An hour ago, he had paid two hundred florins for this child. The boy's father, a destitute mercenary soldier who got his legs chopped off in battle while fighting the moors of Iberia, would not go for a hundred, the usual amount he would pay for little boys. The man insisted on two hundred, take it or leave it, thank you very much. He did not like the man's attitude and how he would look at his face intently and then sneer at him. He had a mind to plunge into the man's throat the stiletto he was fingering inside his monk habit. Curiosity got the better of him however. Any man would sell his child for fifty florins these days and would even throw in the proverbial wife just to seal the deal. And yet, this man refused his offer of a hundred. He decided he would kill the man later. He took out the leather purse from inside his robes and counted two hundred florins, the man greedily snatching every coin as they settled into the table. Only after the last coin left his palm did the man reveal the child's location. The child was playing by the river, the man had said, without so much as a glance at him.

Seraphin?

The child was truly a creature of heaven.
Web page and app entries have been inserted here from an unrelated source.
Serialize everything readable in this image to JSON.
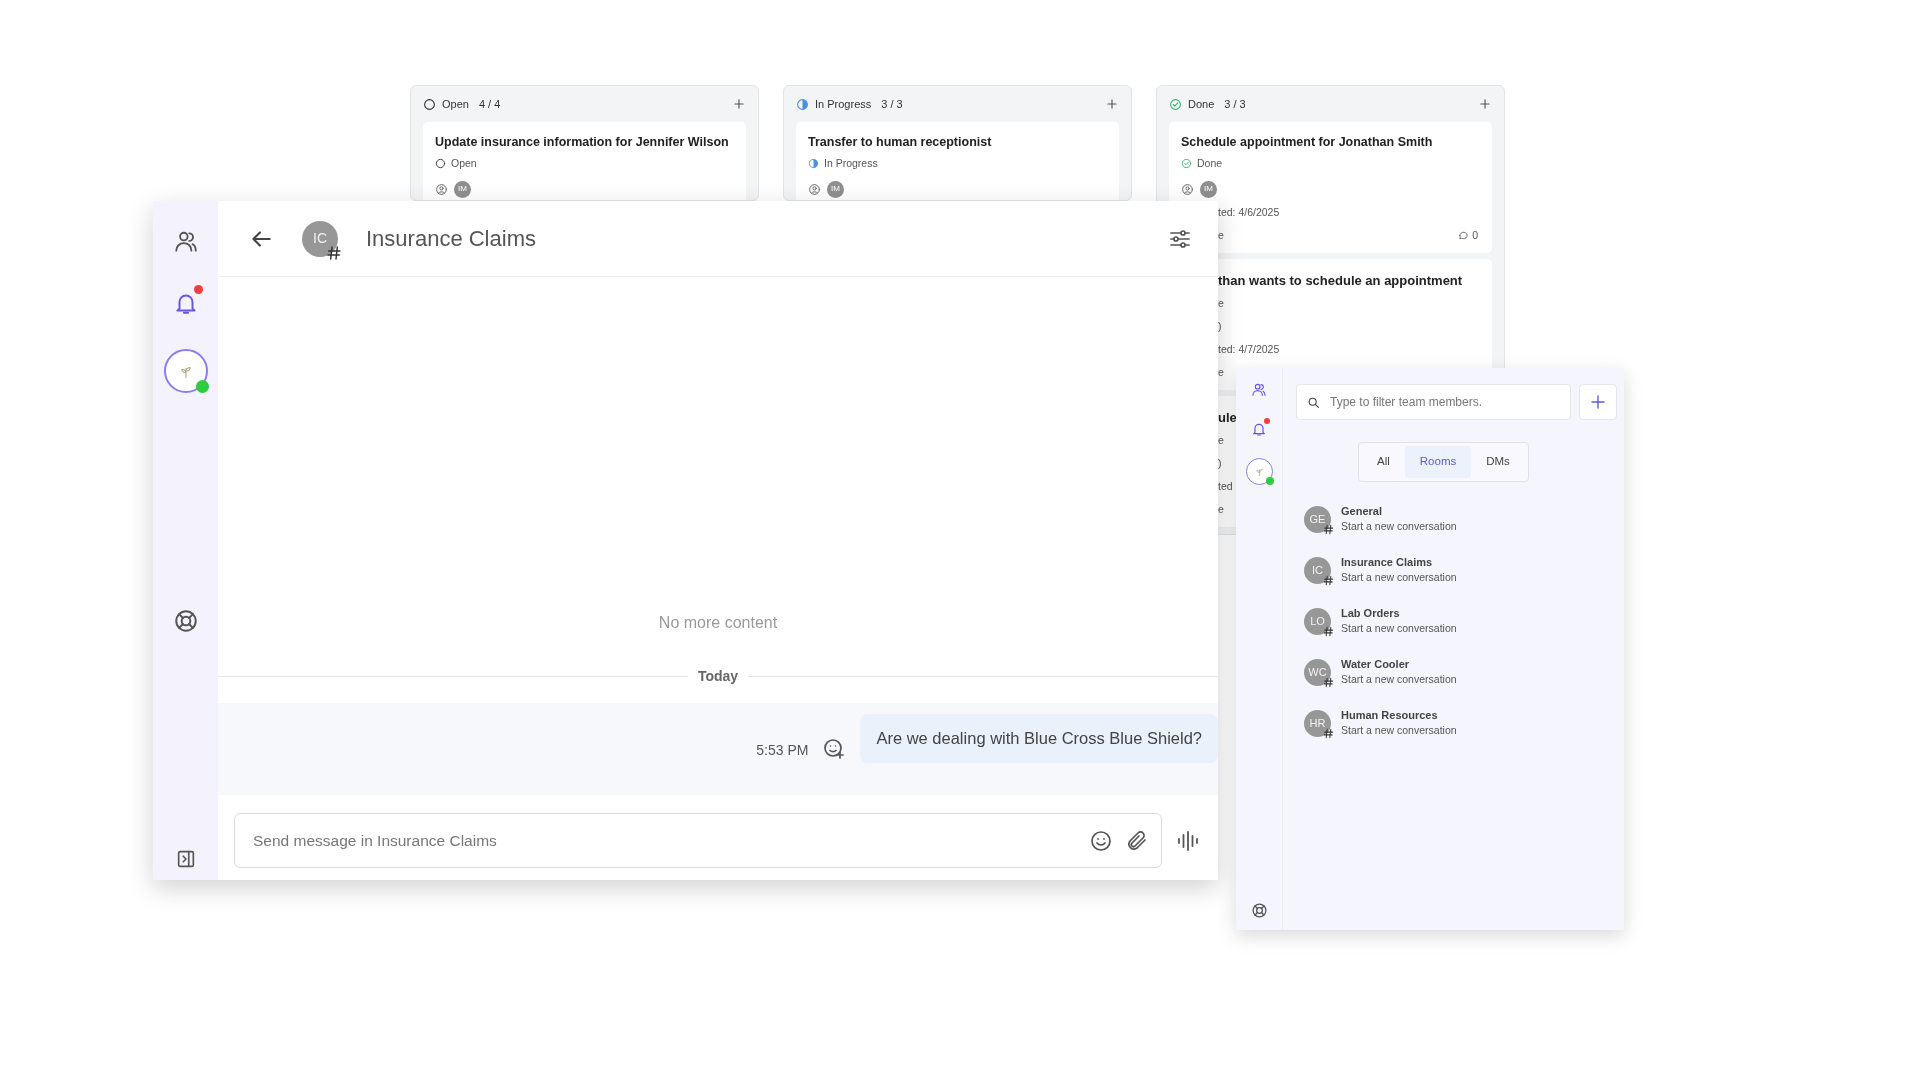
{
  "board": {
    "columns": [
      {
        "kind": "open",
        "title": "Open",
        "count": "4 / 4",
        "cards": [
          {
            "title": "Update insurance information for Jennifer Wilson",
            "status": "Open",
            "assignee": "IM"
          }
        ]
      },
      {
        "kind": "progress",
        "title": "In Progress",
        "count": "3 / 3",
        "cards": [
          {
            "title": "Transfer to human receptionist",
            "status": "In Progress",
            "assignee": "IM"
          }
        ]
      },
      {
        "kind": "done",
        "title": "Done",
        "count": "3 / 3",
        "cards": [
          {
            "title": "Schedule appointment for Jonathan Smith",
            "status": "Done",
            "assignee": "IM",
            "fragments": [
              {
                "kind": "meta",
                "text": "ted: 4/6/2025"
              },
              {
                "kind": "meta",
                "text": "e",
                "comments": "0"
              }
            ]
          },
          {
            "fragments": [
              {
                "kind": "title",
                "text": "than wants to schedule an appointment"
              },
              {
                "kind": "meta",
                "text": "e"
              },
              {
                "kind": "meta",
                "text": ")"
              },
              {
                "kind": "meta",
                "text": "ted: 4/7/2025"
              },
              {
                "kind": "meta",
                "text": "e"
              }
            ]
          },
          {
            "fragments": [
              {
                "kind": "title",
                "text": "ule"
              },
              {
                "kind": "meta",
                "text": "e"
              },
              {
                "kind": "meta",
                "text": ")"
              },
              {
                "kind": "meta",
                "text": "ted"
              },
              {
                "kind": "meta",
                "text": "e"
              }
            ]
          }
        ]
      }
    ]
  },
  "chat": {
    "rail": {
      "unread": true,
      "online": true
    },
    "header": {
      "initials": "IC",
      "title": "Insurance Claims"
    },
    "end_note": "No more content",
    "divider": "Today",
    "messages": [
      {
        "time": "5:53 PM",
        "text": "Are we dealing with Blue Cross Blue Shield?"
      }
    ],
    "composer": {
      "placeholder": "Send message in Insurance Claims"
    }
  },
  "panel": {
    "rail": {
      "unread": true,
      "online": true
    },
    "search": {
      "placeholder": "Type to filter team members."
    },
    "tabs": [
      {
        "label": "All",
        "selected": false
      },
      {
        "label": "Rooms",
        "selected": true
      },
      {
        "label": "DMs",
        "selected": false
      }
    ],
    "rooms": [
      {
        "initials": "GE",
        "name": "General",
        "subtitle": "Start a new conversation"
      },
      {
        "initials": "IC",
        "name": "Insurance Claims",
        "subtitle": "Start a new conversation"
      },
      {
        "initials": "LO",
        "name": "Lab Orders",
        "subtitle": "Start a new conversation"
      },
      {
        "initials": "WC",
        "name": "Water Cooler",
        "subtitle": "Start a new conversation"
      },
      {
        "initials": "HR",
        "name": "Human Resources",
        "subtitle": "Start a new conversation"
      }
    ]
  }
}
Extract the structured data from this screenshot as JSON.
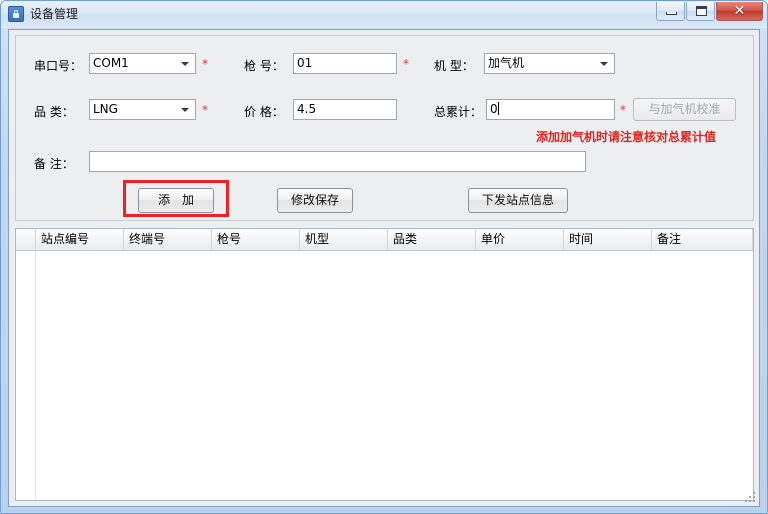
{
  "window": {
    "title": "设备管理",
    "icon": "app-icon",
    "buttons": {
      "minimize": "minimize-icon",
      "maximize": "maximize-icon",
      "close": "✕"
    }
  },
  "form": {
    "fields": {
      "port": {
        "label": "串口号：",
        "value": "COM1",
        "required": "*"
      },
      "gun": {
        "label": "枪 号：",
        "value": "01",
        "required": "*"
      },
      "machine_type": {
        "label": "机 型：",
        "value": "加气机"
      },
      "category": {
        "label": "品 类：",
        "value": "LNG",
        "required": "*"
      },
      "price": {
        "label": "价 格：",
        "value": "4.5"
      },
      "total": {
        "label": "总累计：",
        "value": "0",
        "required": "*"
      },
      "remark": {
        "label": "备 注：",
        "value": ""
      }
    },
    "calibrate_button": "与加气机校准",
    "warning": "添加加气机时请注意核对总累计值",
    "buttons": {
      "add": "添　加",
      "save": "修改保存",
      "dispatch": "下发站点信息"
    }
  },
  "grid": {
    "columns": [
      "站点编号",
      "终端号",
      "枪号",
      "机型",
      "品类",
      "单价",
      "时间",
      "备注"
    ],
    "rows": []
  },
  "colors": {
    "accent": "#3b6fb5",
    "warning": "#e2241e",
    "highlight": "#ee2222",
    "required": "#e03a3a"
  }
}
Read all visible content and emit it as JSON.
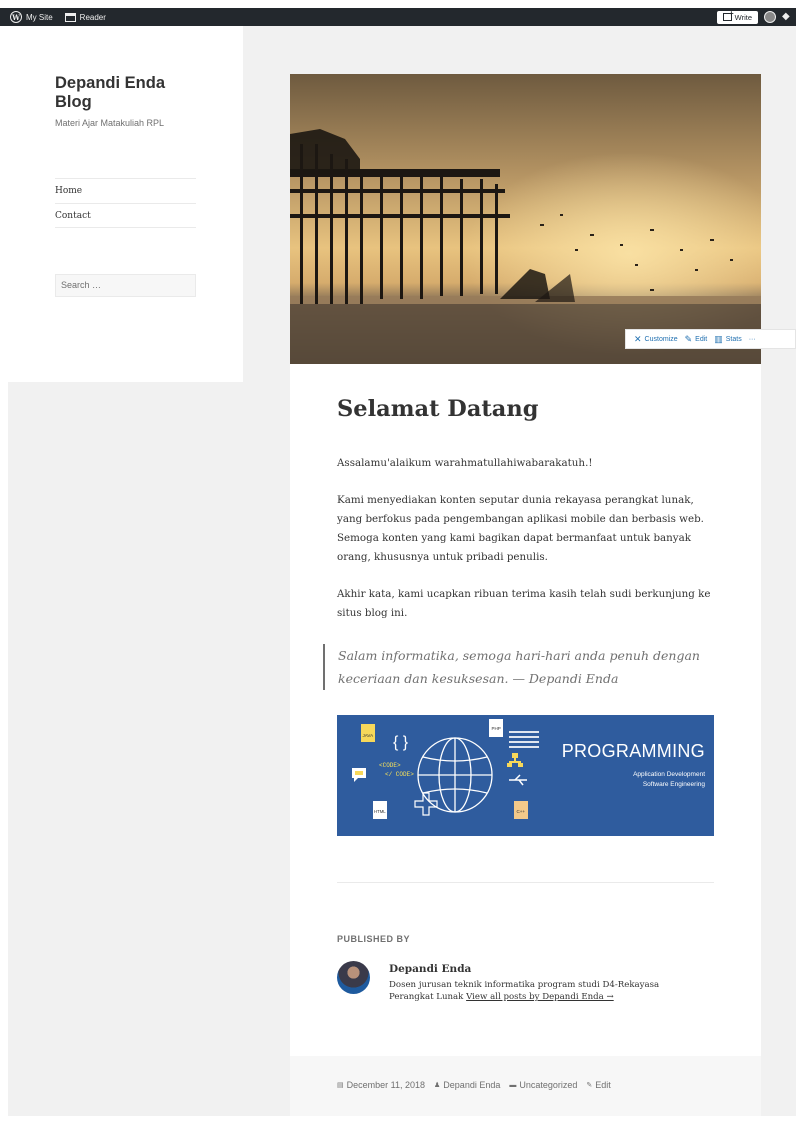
{
  "adminbar": {
    "my_site": "My Site",
    "reader": "Reader",
    "write": "Write"
  },
  "sidebar": {
    "site_title": "Depandi Enda Blog",
    "site_description": "Materi Ajar Matakuliah RPL",
    "nav": [
      {
        "label": "Home"
      },
      {
        "label": "Contact"
      }
    ],
    "search_placeholder": "Search …"
  },
  "toolbar": {
    "customize": "Customize",
    "edit": "Edit",
    "stats": "Stats",
    "more": "···"
  },
  "post": {
    "title": "Selamat Datang",
    "paragraphs": [
      "Assalamu'alaikum warahmatullahiwabarakatuh.!",
      "Kami menyediakan konten seputar dunia rekayasa perangkat lunak, yang berfokus pada pengembangan aplikasi mobile dan berbasis web. Semoga konten yang kami bagikan dapat bermanfaat untuk banyak orang, khususnya untuk pribadi penulis.",
      "Akhir kata, kami ucapkan ribuan terima kasih telah sudi berkunjung ke situs blog ini."
    ],
    "quote": "Salam informatika, semoga hari-hari anda penuh dengan keceriaan dan kesuksesan. — Depandi Enda",
    "banner": {
      "title": "PROGRAMMING",
      "sub1": "Application Development",
      "sub2": "Software Engineering",
      "labels": {
        "java": "JAVA",
        "php": "PHP",
        "html": "HTML",
        "cpp": "C++",
        "code_open": "<CODE>",
        "code_close": "</ CODE>",
        "braces": "{ }"
      }
    },
    "published_by": "PUBLISHED BY",
    "author": {
      "name": "Depandi Enda",
      "bio": "Dosen jurusan teknik informatika program studi D4-Rekayasa Perangkat Lunak ",
      "link": "View all posts by Depandi Enda →"
    },
    "footer": {
      "date": "December 11, 2018",
      "author": "Depandi Enda",
      "category": "Uncategorized",
      "edit": "Edit"
    }
  },
  "colors": {
    "adminbar": "#23282d",
    "page_bg": "#f1f1f1",
    "banner_bg": "#2f5c9e",
    "link_blue": "#2271b1"
  }
}
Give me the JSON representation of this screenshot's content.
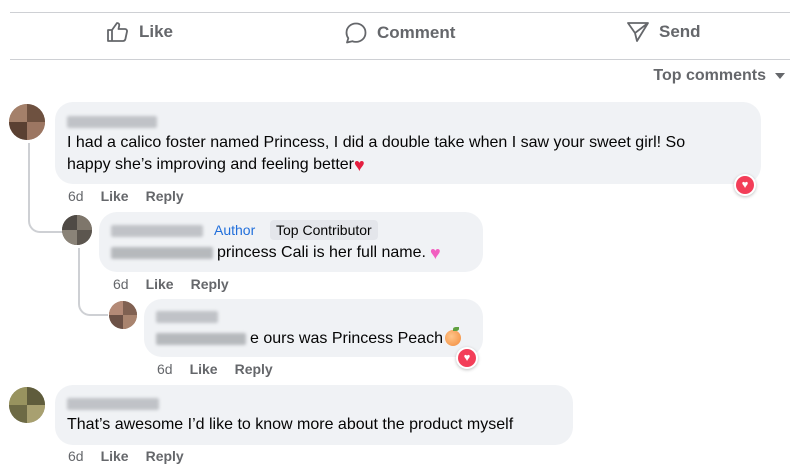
{
  "actions": {
    "like": "Like",
    "comment": "Comment",
    "send": "Send"
  },
  "sort": {
    "label": "Top comments"
  },
  "comments": [
    {
      "text_line1": "I had a calico foster named Princess, I did a double take when I saw your sweet girl! So",
      "text_line2": "happy she’s improving and feeling better",
      "meta": {
        "time": "6d",
        "like": "Like",
        "reply": "Reply"
      }
    },
    {
      "badge_author": "Author",
      "badge_tc": "Top Contributor",
      "text": "princess Cali is her full name.",
      "meta": {
        "time": "6d",
        "like": "Like",
        "reply": "Reply"
      }
    },
    {
      "text": "e ours was Princess Peach",
      "meta": {
        "time": "6d",
        "like": "Like",
        "reply": "Reply"
      }
    },
    {
      "text": "That’s awesome I’d like to know more about the product myself",
      "meta": {
        "time": "6d",
        "like": "Like",
        "reply": "Reply"
      }
    }
  ],
  "colors": {
    "bubble": "#f0f2f5",
    "secondary_text": "#65676b",
    "author_blue": "#216fdb",
    "love_reaction": "#f33e58"
  },
  "icons": [
    "like-icon",
    "comment-icon",
    "send-icon",
    "caret-down-icon",
    "love-reaction-icon",
    "red-heart-emoji",
    "pink-heart-emoji",
    "peach-emoji"
  ]
}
The fat lady would be very pleased. 'Bring me a handsome little boy,' she had said, like she was just buying a cow. 'I'll give you three hundred for it. Five hundred if the child is very handsome and will pass as a noble child.' He was a bit surprised when he first met her. He wasn't expecting his latest client to be a woman. And a hideously fat woman at that. Normally, he would have bishops, abbots, men of the nobility, rich merchants and priests. Sometimes a monk or two. But never a lady. Well, to each his own pleasure. He smiled at the thought. As long as they pay, of course. He stifled a laugh.

Cherubim?

He had found the right word at last. The boy really looked like one of those painted cherubs in the chapel ceiling of the monastery where he used to live as a child. And he had bought him at a bargain.

Cherubim.

He wondered why he had forgotten the word. When he was still a boy of about thirteen and he was almost as beautiful as this child in the river, Brother Marino would visit him every night and call him 'my own cherub' while he fondled him. He used to be his favorite boy, until he caught the plague that ate his once handsome face away. After which he was unceremoniously thrown into the pit where plague-ridden bodies were deposited. They thought he was dead. He survived, however, and went back to the monastery and killed Brother Marino by inserting a barbed arrow into his backside.

Cherubim.

The man without a face stood up from behind the shrubberies where he was silently watching and walked towards the child. Without even a word, he grabbed the surprised child from behind and punched him lightly on the side of his belly. The child went limp immediately. He carried him towards his horse, as one would carry a livestock, and deposited him unceremoniously on top of his horse. He then went back to the soldier's shack. An ear-splitting scream was heard from inside the house followed by a gurgling sound, like a man choking on his own blood. The gurgling sound could still be heard when the man stepped out of the house.

Cherubim.

The man without a face was taking the cherubim to Carcassonne.



to be continued